▸ **What you are asked to do**
Work out the number of lines that hold "into" in the listing, and give that number with no other text.

▸ **Records to process**
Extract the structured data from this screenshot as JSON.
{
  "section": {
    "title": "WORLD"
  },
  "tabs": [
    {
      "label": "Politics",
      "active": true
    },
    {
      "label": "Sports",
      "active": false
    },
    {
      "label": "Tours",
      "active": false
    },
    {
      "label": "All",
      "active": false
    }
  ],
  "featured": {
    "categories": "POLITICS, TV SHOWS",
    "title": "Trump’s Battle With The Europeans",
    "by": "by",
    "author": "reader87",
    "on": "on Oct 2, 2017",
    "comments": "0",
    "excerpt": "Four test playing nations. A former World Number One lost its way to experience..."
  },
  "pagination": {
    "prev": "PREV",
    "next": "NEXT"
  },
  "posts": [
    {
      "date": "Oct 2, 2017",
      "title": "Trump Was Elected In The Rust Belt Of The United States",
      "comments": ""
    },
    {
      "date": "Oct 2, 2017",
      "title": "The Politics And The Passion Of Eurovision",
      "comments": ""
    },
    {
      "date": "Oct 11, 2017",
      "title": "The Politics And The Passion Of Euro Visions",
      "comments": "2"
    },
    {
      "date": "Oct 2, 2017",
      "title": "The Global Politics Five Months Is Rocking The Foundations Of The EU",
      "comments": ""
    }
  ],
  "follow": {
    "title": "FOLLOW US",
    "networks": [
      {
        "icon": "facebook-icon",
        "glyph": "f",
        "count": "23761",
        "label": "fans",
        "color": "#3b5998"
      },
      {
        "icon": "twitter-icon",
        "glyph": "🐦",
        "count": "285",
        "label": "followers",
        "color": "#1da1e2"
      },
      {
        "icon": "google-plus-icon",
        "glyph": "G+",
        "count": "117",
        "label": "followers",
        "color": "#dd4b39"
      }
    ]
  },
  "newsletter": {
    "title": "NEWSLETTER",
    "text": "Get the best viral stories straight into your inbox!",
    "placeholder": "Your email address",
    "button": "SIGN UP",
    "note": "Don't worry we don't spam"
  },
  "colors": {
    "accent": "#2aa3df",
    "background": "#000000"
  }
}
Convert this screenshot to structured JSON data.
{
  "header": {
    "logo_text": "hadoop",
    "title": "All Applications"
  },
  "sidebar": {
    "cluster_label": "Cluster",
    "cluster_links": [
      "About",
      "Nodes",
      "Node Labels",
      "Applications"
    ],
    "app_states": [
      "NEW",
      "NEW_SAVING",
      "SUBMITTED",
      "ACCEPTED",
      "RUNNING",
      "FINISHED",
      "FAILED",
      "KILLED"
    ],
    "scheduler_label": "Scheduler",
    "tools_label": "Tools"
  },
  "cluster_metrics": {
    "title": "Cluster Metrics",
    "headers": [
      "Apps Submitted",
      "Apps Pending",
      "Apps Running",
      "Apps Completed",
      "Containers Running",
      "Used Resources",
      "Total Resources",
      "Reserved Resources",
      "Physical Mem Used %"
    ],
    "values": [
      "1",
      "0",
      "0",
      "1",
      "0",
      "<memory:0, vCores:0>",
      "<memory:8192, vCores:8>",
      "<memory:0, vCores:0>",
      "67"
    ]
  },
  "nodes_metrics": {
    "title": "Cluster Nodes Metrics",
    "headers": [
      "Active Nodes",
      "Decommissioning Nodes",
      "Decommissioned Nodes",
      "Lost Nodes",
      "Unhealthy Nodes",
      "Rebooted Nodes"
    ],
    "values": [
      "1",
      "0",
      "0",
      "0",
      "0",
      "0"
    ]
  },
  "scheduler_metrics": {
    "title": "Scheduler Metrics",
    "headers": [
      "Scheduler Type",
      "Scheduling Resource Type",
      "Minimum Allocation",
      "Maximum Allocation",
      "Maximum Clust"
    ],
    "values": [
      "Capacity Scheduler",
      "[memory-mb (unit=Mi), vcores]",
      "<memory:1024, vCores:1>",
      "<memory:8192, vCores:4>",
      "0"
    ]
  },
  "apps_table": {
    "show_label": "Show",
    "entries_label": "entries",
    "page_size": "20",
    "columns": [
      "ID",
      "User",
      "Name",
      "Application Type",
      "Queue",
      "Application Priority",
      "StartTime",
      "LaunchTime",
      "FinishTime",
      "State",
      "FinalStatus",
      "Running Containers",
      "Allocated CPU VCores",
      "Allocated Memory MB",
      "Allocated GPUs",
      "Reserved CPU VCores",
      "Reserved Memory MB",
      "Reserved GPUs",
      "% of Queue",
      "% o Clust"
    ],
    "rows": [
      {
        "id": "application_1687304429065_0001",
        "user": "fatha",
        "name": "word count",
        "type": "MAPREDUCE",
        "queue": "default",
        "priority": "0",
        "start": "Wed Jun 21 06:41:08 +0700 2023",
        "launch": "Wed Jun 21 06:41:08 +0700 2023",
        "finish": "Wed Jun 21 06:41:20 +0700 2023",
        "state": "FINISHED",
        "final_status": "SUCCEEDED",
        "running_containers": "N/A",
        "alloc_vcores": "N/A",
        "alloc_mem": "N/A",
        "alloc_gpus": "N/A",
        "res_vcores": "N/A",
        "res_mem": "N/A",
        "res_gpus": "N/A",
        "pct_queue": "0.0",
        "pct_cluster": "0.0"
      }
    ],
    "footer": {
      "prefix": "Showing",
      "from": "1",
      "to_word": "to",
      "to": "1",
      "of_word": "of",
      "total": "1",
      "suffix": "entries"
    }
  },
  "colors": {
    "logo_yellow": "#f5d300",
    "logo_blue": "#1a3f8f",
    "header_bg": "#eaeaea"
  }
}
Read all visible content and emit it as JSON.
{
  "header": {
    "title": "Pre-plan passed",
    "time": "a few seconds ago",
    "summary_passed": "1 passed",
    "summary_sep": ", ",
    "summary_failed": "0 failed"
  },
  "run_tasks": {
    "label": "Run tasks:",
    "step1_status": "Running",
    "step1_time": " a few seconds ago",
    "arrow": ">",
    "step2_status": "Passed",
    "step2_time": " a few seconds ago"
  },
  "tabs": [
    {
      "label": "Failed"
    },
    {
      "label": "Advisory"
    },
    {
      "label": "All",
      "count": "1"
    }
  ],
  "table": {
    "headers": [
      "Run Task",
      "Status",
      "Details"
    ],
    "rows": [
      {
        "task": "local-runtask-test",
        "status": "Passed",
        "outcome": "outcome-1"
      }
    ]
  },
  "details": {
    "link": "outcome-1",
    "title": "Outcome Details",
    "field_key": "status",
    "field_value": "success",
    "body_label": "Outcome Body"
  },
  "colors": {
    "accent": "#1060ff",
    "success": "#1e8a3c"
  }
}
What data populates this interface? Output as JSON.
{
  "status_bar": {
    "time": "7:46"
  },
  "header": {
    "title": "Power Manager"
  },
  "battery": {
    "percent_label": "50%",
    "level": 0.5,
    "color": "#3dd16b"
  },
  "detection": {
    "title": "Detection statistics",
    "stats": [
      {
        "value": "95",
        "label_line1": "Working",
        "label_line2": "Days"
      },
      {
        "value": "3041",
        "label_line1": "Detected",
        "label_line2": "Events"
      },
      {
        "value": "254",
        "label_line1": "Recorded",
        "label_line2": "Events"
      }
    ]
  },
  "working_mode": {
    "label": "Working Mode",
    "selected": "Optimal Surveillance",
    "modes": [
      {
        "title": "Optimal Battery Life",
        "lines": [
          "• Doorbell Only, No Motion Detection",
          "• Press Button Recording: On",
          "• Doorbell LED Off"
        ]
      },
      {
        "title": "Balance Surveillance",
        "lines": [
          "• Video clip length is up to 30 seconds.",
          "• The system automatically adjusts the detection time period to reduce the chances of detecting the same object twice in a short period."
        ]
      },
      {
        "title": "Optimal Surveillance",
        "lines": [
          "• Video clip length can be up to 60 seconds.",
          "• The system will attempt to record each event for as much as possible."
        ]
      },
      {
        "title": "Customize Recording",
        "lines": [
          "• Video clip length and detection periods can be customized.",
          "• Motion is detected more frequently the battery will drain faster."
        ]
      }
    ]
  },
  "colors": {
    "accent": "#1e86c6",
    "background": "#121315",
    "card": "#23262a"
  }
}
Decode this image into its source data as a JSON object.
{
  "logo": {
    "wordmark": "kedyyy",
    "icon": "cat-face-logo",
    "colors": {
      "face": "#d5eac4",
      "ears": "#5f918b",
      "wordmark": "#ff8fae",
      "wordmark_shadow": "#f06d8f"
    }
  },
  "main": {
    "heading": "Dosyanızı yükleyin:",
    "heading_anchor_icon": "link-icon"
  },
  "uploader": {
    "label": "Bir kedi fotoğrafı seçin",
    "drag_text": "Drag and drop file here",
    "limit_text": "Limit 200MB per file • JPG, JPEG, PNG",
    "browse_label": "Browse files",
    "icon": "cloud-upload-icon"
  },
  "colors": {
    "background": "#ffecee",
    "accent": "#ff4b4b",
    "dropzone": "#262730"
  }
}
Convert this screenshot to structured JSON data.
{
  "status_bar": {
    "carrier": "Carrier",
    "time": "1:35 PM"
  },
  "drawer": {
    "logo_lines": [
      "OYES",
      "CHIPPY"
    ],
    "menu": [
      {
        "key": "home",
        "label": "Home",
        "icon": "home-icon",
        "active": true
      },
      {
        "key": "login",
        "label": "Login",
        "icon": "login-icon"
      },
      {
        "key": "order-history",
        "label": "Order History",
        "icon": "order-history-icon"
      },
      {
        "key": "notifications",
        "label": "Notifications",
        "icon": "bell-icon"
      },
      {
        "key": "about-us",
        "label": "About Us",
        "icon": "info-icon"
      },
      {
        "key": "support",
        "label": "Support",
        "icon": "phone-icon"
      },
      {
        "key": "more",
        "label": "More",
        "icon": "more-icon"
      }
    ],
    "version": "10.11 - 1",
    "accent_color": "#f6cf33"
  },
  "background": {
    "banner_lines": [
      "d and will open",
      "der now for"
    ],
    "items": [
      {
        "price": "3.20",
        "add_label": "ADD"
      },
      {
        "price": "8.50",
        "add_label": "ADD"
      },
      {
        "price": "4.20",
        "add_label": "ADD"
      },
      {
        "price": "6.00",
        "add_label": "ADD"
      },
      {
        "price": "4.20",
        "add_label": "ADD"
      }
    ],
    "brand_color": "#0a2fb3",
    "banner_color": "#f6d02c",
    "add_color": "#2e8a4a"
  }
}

▸ **The completed task**
2